New Testing Underway for Juniors

Chiena Ty, Staff Writer

In previous years, Cal High juniors enjoyed having a morning or two off while freshmen and sophomores took the STAR test.

That won’t be the case this year.

California is among the states in which juniors are taking the Smarter Balanced Assessment Consortium (SBAC) assessment, which is aligned with the Common Core State Standards in English language arts and mathematics.  The new common core standards were created to help students graduate high school better prepared for college.

Juniors stated taking the computer-based California Assessment of Student Performance and Progress (CAASPP) tests in their English classes on Wednesday.  These tests, which last six days and run through Wednesday, cover the subjects of English and math, but scores will not be evaluated.

The tests, which are being taken in English 11 classes, have been implemented in replacement of the STAR and include a pencil and paper Early Assessment Program (EAP) tests. The EAP English language arts (ELA) tests will be April 21-24 during U.S. History classes.  There will be an adjusted schedule on April 28 for the EAP math test.

“The scores of the tests would help us determine whether or not students need to take remediation classes offered at Cal High their senior year to prepare them for college,” said English teacher Catie Hawkins, who is serving as the school’s common core teacher on special assignment this year.

The objective of the EAP’s English test is to determine if students are able to demonstrate college and career readiness in English language arts, according to The test also will include a separate writing assignment with a typical essay prompt.

The EAP math test will evaluate students on high school summative math, which includes a combination of Algebra I and II and geometry, Principal Mark Corti said.

“The EAP tests have normally been taken and are not different from last year,” Corti said.  “They were just connected to the STAR test.”

Information from indicates the test results will help identify a student’s individual academic abilities with grade-level requirements and other results of students in the same grade.

Some teachers say their lesson plans will remain unchanged in preparation for this test.

“I think we should teach what we already are teaching and that the results [of the tests] will fall as they may,” math teacher Gary Triebwasser said.

Although the results of these new CAASPP tests will not be recorded, students are asked to perform to the best of their ability in order to have an accurate assessment of its productiveness.

“Taking the [field] test will help with the design of it for next year,” said Corti. “The juniors this year will be sample students to see how it goes.”

As the computer based tests have never been utilized before, teachers and students are curious to see how it will work.

“I don’t know what to expect,” said English teacher Rachel Guerra. “I can’t say it takes more time [away from my schedule] because we’ve never had them before.

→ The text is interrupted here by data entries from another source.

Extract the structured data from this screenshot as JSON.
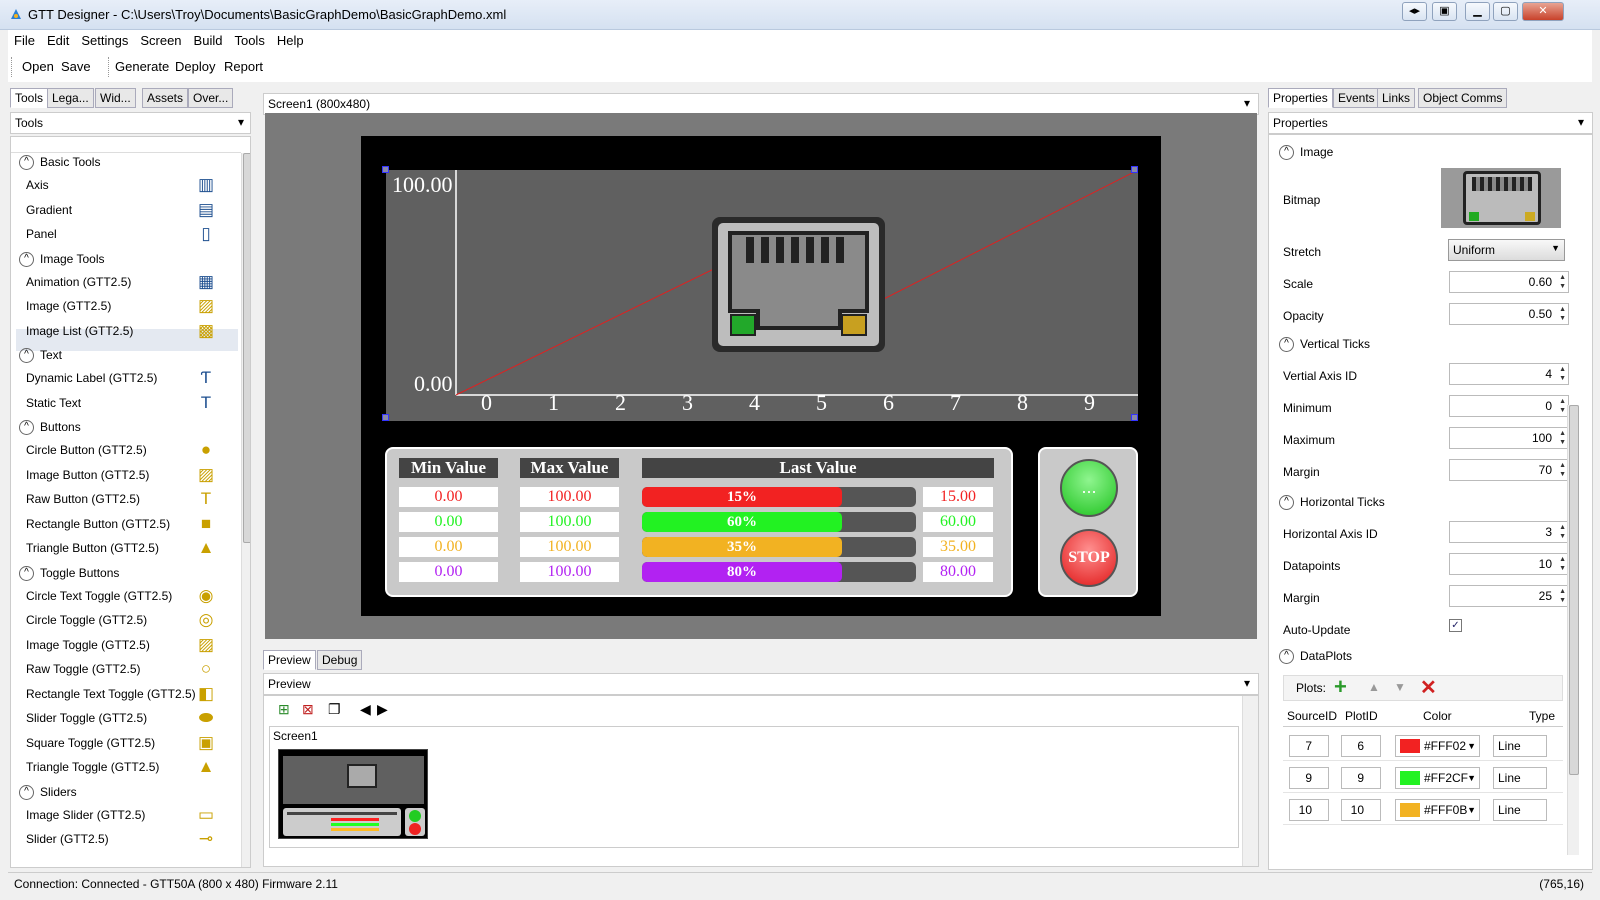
{
  "window": {
    "title": "GTT Designer - C:\\Users\\Troy\\Documents\\BasicGraphDemo\\BasicGraphDemo.xml"
  },
  "menu": [
    "File",
    "Edit",
    "Settings",
    "Screen",
    "Build",
    "Tools",
    "Help"
  ],
  "toolbar": {
    "open": "Open",
    "save": "Save",
    "generate": "Generate",
    "deploy": "Deploy",
    "report": "Report"
  },
  "left": {
    "tabs": [
      "Tools",
      "Lega...",
      "Wid...",
      "Assets",
      "Over..."
    ],
    "header": "Tools",
    "sections": [
      {
        "title": "Basic Tools",
        "items": [
          "Axis",
          "Gradient",
          "Panel"
        ]
      },
      {
        "title": "Image Tools",
        "items": [
          "Animation (GTT2.5)",
          "Image (GTT2.5)",
          "Image List (GTT2.5)"
        ]
      },
      {
        "title": "Text",
        "items": [
          "Dynamic Label (GTT2.5)",
          "Static Text"
        ]
      },
      {
        "title": "Buttons",
        "items": [
          "Circle Button (GTT2.5)",
          "Image Button (GTT2.5)",
          "Raw Button (GTT2.5)",
          "Rectangle Button (GTT2.5)",
          "Triangle Button (GTT2.5)"
        ]
      },
      {
        "title": "Toggle Buttons",
        "items": [
          "Circle Text Toggle (GTT2.5)",
          "Circle Toggle (GTT2.5)",
          "Image Toggle (GTT2.5)",
          "Raw Toggle (GTT2.5)",
          "Rectangle Text Toggle (GTT2.5)",
          "Slider Toggle (GTT2.5)",
          "Square Toggle (GTT2.5)",
          "Triangle Toggle (GTT2.5)"
        ]
      },
      {
        "title": "Sliders",
        "items": [
          "Image Slider (GTT2.5)",
          "Slider (GTT2.5)"
        ]
      }
    ]
  },
  "screen": {
    "header": "Screen1 (800x480)",
    "graph": {
      "ymax": "100.00",
      "ymin": "0.00",
      "xticks": [
        "0",
        "1",
        "2",
        "3",
        "4",
        "5",
        "6",
        "7",
        "8",
        "9"
      ]
    },
    "table": {
      "headers": {
        "min": "Min Value",
        "max": "Max Value",
        "last": "Last Value"
      },
      "rows": [
        {
          "min": "0.00",
          "max": "100.00",
          "pct": "15%",
          "fill": 0.73,
          "val": "15.00",
          "color": "#f22222"
        },
        {
          "min": "0.00",
          "max": "100.00",
          "pct": "60%",
          "fill": 0.73,
          "val": "60.00",
          "color": "#22f222"
        },
        {
          "min": "0.00",
          "max": "100.00",
          "pct": "35%",
          "fill": 0.73,
          "val": "35.00",
          "color": "#f2b222"
        },
        {
          "min": "0.00",
          "max": "100.00",
          "pct": "80%",
          "fill": 0.73,
          "val": "80.00",
          "color": "#b222f2"
        }
      ]
    },
    "go_label": "...",
    "stop_label": "STOP"
  },
  "bottom": {
    "tabs": [
      "Preview",
      "Debug"
    ],
    "header": "Preview",
    "thumb_label": "Screen1"
  },
  "right": {
    "tabs": [
      "Properties",
      "Events",
      "Links",
      "Object Comms"
    ],
    "header": "Properties",
    "image": {
      "title": "Image",
      "bitmap": "Bitmap",
      "stretch_label": "Stretch",
      "stretch": "Uniform",
      "scale_label": "Scale",
      "scale": "0.60",
      "opacity_label": "Opacity",
      "opacity": "0.50"
    },
    "vticks": {
      "title": "Vertical Ticks",
      "id_label": "Vertial Axis ID",
      "id": "4",
      "min_label": "Minimum",
      "min": "0",
      "max_label": "Maximum",
      "max": "100",
      "margin_label": "Margin",
      "margin": "70"
    },
    "hticks": {
      "title": "Horizontal Ticks",
      "id_label": "Horizontal Axis ID",
      "id": "3",
      "dp_label": "Datapoints",
      "dp": "10",
      "margin_label": "Margin",
      "margin": "25",
      "auto_label": "Auto-Update"
    },
    "dataplots": {
      "title": "DataPlots",
      "plots_label": "Plots:",
      "cols": [
        "SourceID",
        "PlotID",
        "Color",
        "Type"
      ],
      "rows": [
        {
          "src": "7",
          "plot": "6",
          "color": "#FFF02",
          "swatch": "#f22222",
          "type": "Line"
        },
        {
          "src": "9",
          "plot": "9",
          "color": "#FF2CF",
          "swatch": "#22f222",
          "type": "Line"
        },
        {
          "src": "10",
          "plot": "10",
          "color": "#FFF0B",
          "swatch": "#f2b222",
          "type": "Line"
        }
      ]
    }
  },
  "status": {
    "left": "Connection: Connected - GTT50A (800 x 480) Firmware 2.11",
    "right": "(765,16)"
  }
}
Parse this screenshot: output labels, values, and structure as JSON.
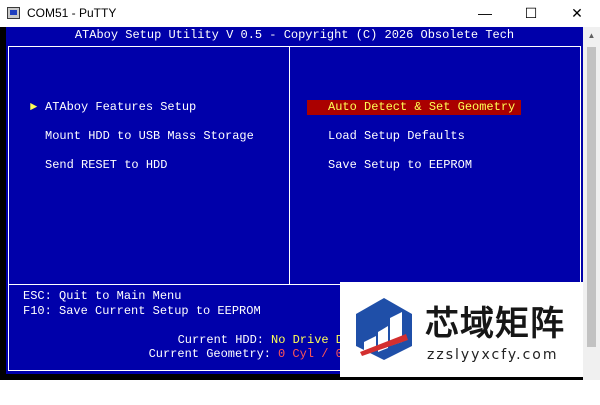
{
  "window": {
    "title": "COM51 - PuTTY",
    "app_icon": "putty-icon",
    "minimize_glyph": "—",
    "maximize_glyph": "☐",
    "close_glyph": "✕"
  },
  "scrollbar": {
    "up_arrow_glyph": "▲"
  },
  "bios": {
    "title": "ATAboy Setup Utility V 0.5 - Copyright (C) 2026 Obsolete Tech",
    "colors": {
      "background": "#0000aa",
      "text": "#ffffff",
      "highlight": "#ffff55",
      "selection": "#aa0000",
      "red": "#ff5555"
    },
    "left_menu": {
      "pointer_glyph": "►",
      "items": [
        {
          "label": "ATAboy Features Setup"
        },
        {
          "label": "Mount HDD to USB Mass Storage"
        },
        {
          "label": "Send RESET to HDD"
        }
      ]
    },
    "right_menu": {
      "items": [
        {
          "label": "Auto Detect & Set Geometry",
          "selected": true
        },
        {
          "label": "Load Setup Defaults"
        },
        {
          "label": "Save Setup to EEPROM"
        }
      ]
    },
    "help_lines": [
      "ESC: Quit to Main Menu",
      "F10: Save Current Setup to EEPROM"
    ],
    "status": {
      "current_hdd_label": "Current HDD:",
      "current_hdd_value": "No Drive D",
      "current_geometry_label": "Current Geometry:",
      "current_geometry_value": "0 Cyl / 0"
    }
  },
  "watermark": {
    "title": "芯域矩阵",
    "url": "zzslyyxcfy.com"
  }
}
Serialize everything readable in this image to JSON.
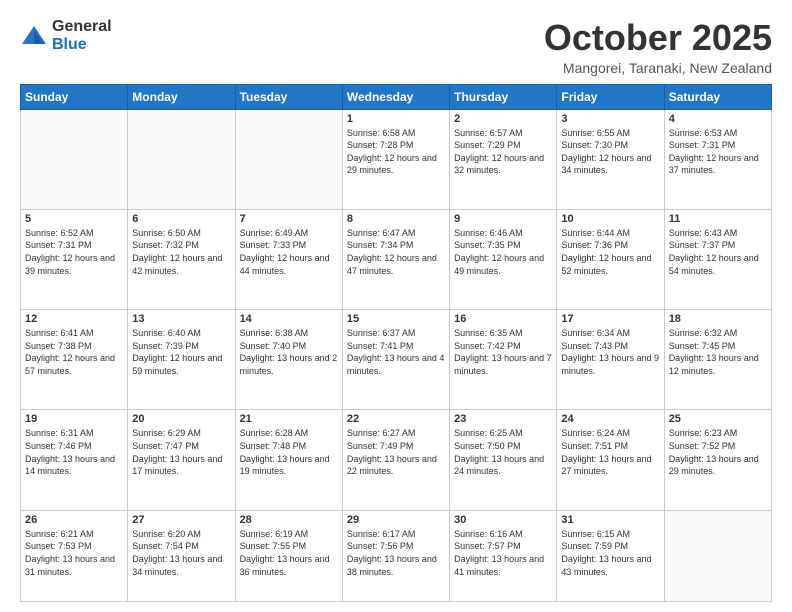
{
  "logo": {
    "general": "General",
    "blue": "Blue"
  },
  "title": "October 2025",
  "location": "Mangorei, Taranaki, New Zealand",
  "days_of_week": [
    "Sunday",
    "Monday",
    "Tuesday",
    "Wednesday",
    "Thursday",
    "Friday",
    "Saturday"
  ],
  "weeks": [
    [
      {
        "day": "",
        "info": ""
      },
      {
        "day": "",
        "info": ""
      },
      {
        "day": "",
        "info": ""
      },
      {
        "day": "1",
        "info": "Sunrise: 6:58 AM\nSunset: 7:28 PM\nDaylight: 12 hours and 29 minutes."
      },
      {
        "day": "2",
        "info": "Sunrise: 6:57 AM\nSunset: 7:29 PM\nDaylight: 12 hours and 32 minutes."
      },
      {
        "day": "3",
        "info": "Sunrise: 6:55 AM\nSunset: 7:30 PM\nDaylight: 12 hours and 34 minutes."
      },
      {
        "day": "4",
        "info": "Sunrise: 6:53 AM\nSunset: 7:31 PM\nDaylight: 12 hours and 37 minutes."
      }
    ],
    [
      {
        "day": "5",
        "info": "Sunrise: 6:52 AM\nSunset: 7:31 PM\nDaylight: 12 hours and 39 minutes."
      },
      {
        "day": "6",
        "info": "Sunrise: 6:50 AM\nSunset: 7:32 PM\nDaylight: 12 hours and 42 minutes."
      },
      {
        "day": "7",
        "info": "Sunrise: 6:49 AM\nSunset: 7:33 PM\nDaylight: 12 hours and 44 minutes."
      },
      {
        "day": "8",
        "info": "Sunrise: 6:47 AM\nSunset: 7:34 PM\nDaylight: 12 hours and 47 minutes."
      },
      {
        "day": "9",
        "info": "Sunrise: 6:46 AM\nSunset: 7:35 PM\nDaylight: 12 hours and 49 minutes."
      },
      {
        "day": "10",
        "info": "Sunrise: 6:44 AM\nSunset: 7:36 PM\nDaylight: 12 hours and 52 minutes."
      },
      {
        "day": "11",
        "info": "Sunrise: 6:43 AM\nSunset: 7:37 PM\nDaylight: 12 hours and 54 minutes."
      }
    ],
    [
      {
        "day": "12",
        "info": "Sunrise: 6:41 AM\nSunset: 7:38 PM\nDaylight: 12 hours and 57 minutes."
      },
      {
        "day": "13",
        "info": "Sunrise: 6:40 AM\nSunset: 7:39 PM\nDaylight: 12 hours and 59 minutes."
      },
      {
        "day": "14",
        "info": "Sunrise: 6:38 AM\nSunset: 7:40 PM\nDaylight: 13 hours and 2 minutes."
      },
      {
        "day": "15",
        "info": "Sunrise: 6:37 AM\nSunset: 7:41 PM\nDaylight: 13 hours and 4 minutes."
      },
      {
        "day": "16",
        "info": "Sunrise: 6:35 AM\nSunset: 7:42 PM\nDaylight: 13 hours and 7 minutes."
      },
      {
        "day": "17",
        "info": "Sunrise: 6:34 AM\nSunset: 7:43 PM\nDaylight: 13 hours and 9 minutes."
      },
      {
        "day": "18",
        "info": "Sunrise: 6:32 AM\nSunset: 7:45 PM\nDaylight: 13 hours and 12 minutes."
      }
    ],
    [
      {
        "day": "19",
        "info": "Sunrise: 6:31 AM\nSunset: 7:46 PM\nDaylight: 13 hours and 14 minutes."
      },
      {
        "day": "20",
        "info": "Sunrise: 6:29 AM\nSunset: 7:47 PM\nDaylight: 13 hours and 17 minutes."
      },
      {
        "day": "21",
        "info": "Sunrise: 6:28 AM\nSunset: 7:48 PM\nDaylight: 13 hours and 19 minutes."
      },
      {
        "day": "22",
        "info": "Sunrise: 6:27 AM\nSunset: 7:49 PM\nDaylight: 13 hours and 22 minutes."
      },
      {
        "day": "23",
        "info": "Sunrise: 6:25 AM\nSunset: 7:50 PM\nDaylight: 13 hours and 24 minutes."
      },
      {
        "day": "24",
        "info": "Sunrise: 6:24 AM\nSunset: 7:51 PM\nDaylight: 13 hours and 27 minutes."
      },
      {
        "day": "25",
        "info": "Sunrise: 6:23 AM\nSunset: 7:52 PM\nDaylight: 13 hours and 29 minutes."
      }
    ],
    [
      {
        "day": "26",
        "info": "Sunrise: 6:21 AM\nSunset: 7:53 PM\nDaylight: 13 hours and 31 minutes."
      },
      {
        "day": "27",
        "info": "Sunrise: 6:20 AM\nSunset: 7:54 PM\nDaylight: 13 hours and 34 minutes."
      },
      {
        "day": "28",
        "info": "Sunrise: 6:19 AM\nSunset: 7:55 PM\nDaylight: 13 hours and 36 minutes."
      },
      {
        "day": "29",
        "info": "Sunrise: 6:17 AM\nSunset: 7:56 PM\nDaylight: 13 hours and 38 minutes."
      },
      {
        "day": "30",
        "info": "Sunrise: 6:16 AM\nSunset: 7:57 PM\nDaylight: 13 hours and 41 minutes."
      },
      {
        "day": "31",
        "info": "Sunrise: 6:15 AM\nSunset: 7:59 PM\nDaylight: 13 hours and 43 minutes."
      },
      {
        "day": "",
        "info": ""
      }
    ]
  ]
}
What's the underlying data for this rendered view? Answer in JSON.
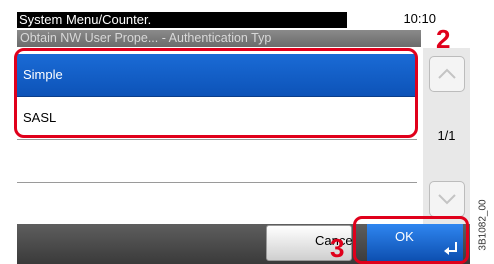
{
  "header": {
    "title": "System Menu/Counter.",
    "time": "10:10",
    "subtitle": "Obtain NW User Prope... - Authentication Typ"
  },
  "list": {
    "items": [
      {
        "label": "Simple",
        "selected": true
      },
      {
        "label": "SASL",
        "selected": false
      },
      {
        "label": "",
        "selected": false
      },
      {
        "label": "",
        "selected": false
      }
    ]
  },
  "scroll": {
    "page_indicator": "1/1",
    "up_icon": "chevron-up-icon",
    "down_icon": "chevron-down-icon"
  },
  "footer": {
    "cancel_label": "Cancel",
    "ok_label": "OK",
    "ok_icon": "enter-return-icon"
  },
  "callouts": {
    "step_2": "2",
    "step_3": "3",
    "color": "#e0001b"
  },
  "figure_id": "3B1082_00"
}
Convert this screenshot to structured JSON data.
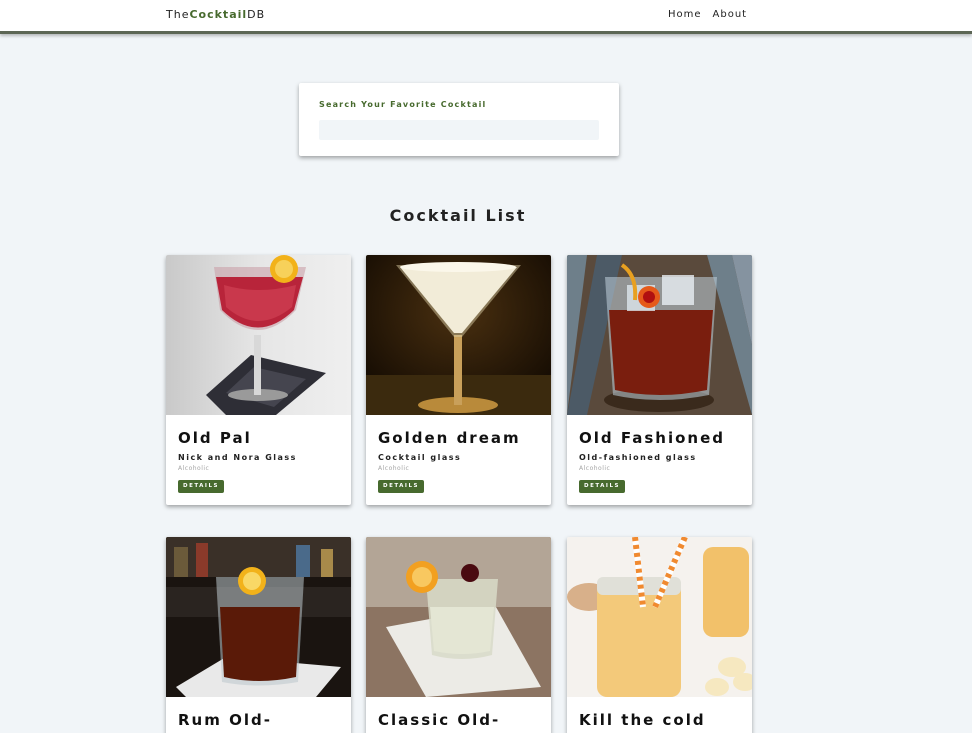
{
  "navbar": {
    "logo_prefix": "The",
    "logo_brand": "Cocktail",
    "logo_suffix": "DB",
    "links": [
      "Home",
      "About"
    ]
  },
  "search": {
    "label": "Search Your Favorite Cocktail",
    "value": "",
    "placeholder": ""
  },
  "section": {
    "title": "Cocktail List"
  },
  "cocktails": [
    {
      "name": "Old Pal",
      "glass": "Nick and Nora Glass",
      "info": "Alcoholic",
      "button": "DETAILS"
    },
    {
      "name": "Golden dream",
      "glass": "Cocktail glass",
      "info": "Alcoholic",
      "button": "DETAILS"
    },
    {
      "name": "Old Fashioned",
      "glass": "Old-fashioned glass",
      "info": "Alcoholic",
      "button": "DETAILS"
    },
    {
      "name": "Rum Old-"
    },
    {
      "name": "Classic Old-"
    },
    {
      "name": "Kill the cold"
    }
  ],
  "colors": {
    "accent": "#476a2e",
    "background": "#f1f5f8",
    "navbar_border": "#5c6655"
  }
}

There’s a lot of questions.”

Junior Ngoc Mai didn’t know much about the new tests.

“I wish more teachers would talk to us about the testing system instead of leaving us in the dark,” Ngoc said.

Teachers have had to make minor adjustments to their schedules to adapt to the new testing this year, but see the positive sides of the tests.

“It has been a challenge [to adjust my schedule] but it has changed the lens in how we work and keeps us on our toes to compromise [the material we teach] to be applicable for the test,” said AP Literature teacher Sean King.

But the students who will be testing are against the test because they believe it does not have any benefits.

“I think it’s unnecessary because [the school] should be able to tell by a students classes and grades whether they need additional classes,” said sophomore Caroline Zhou.

If the CASPP tests are adopted next year, students’ scores will actually count.

“This year is the year of change,” Hawkins said.  “We’re going to take it moment by moment.”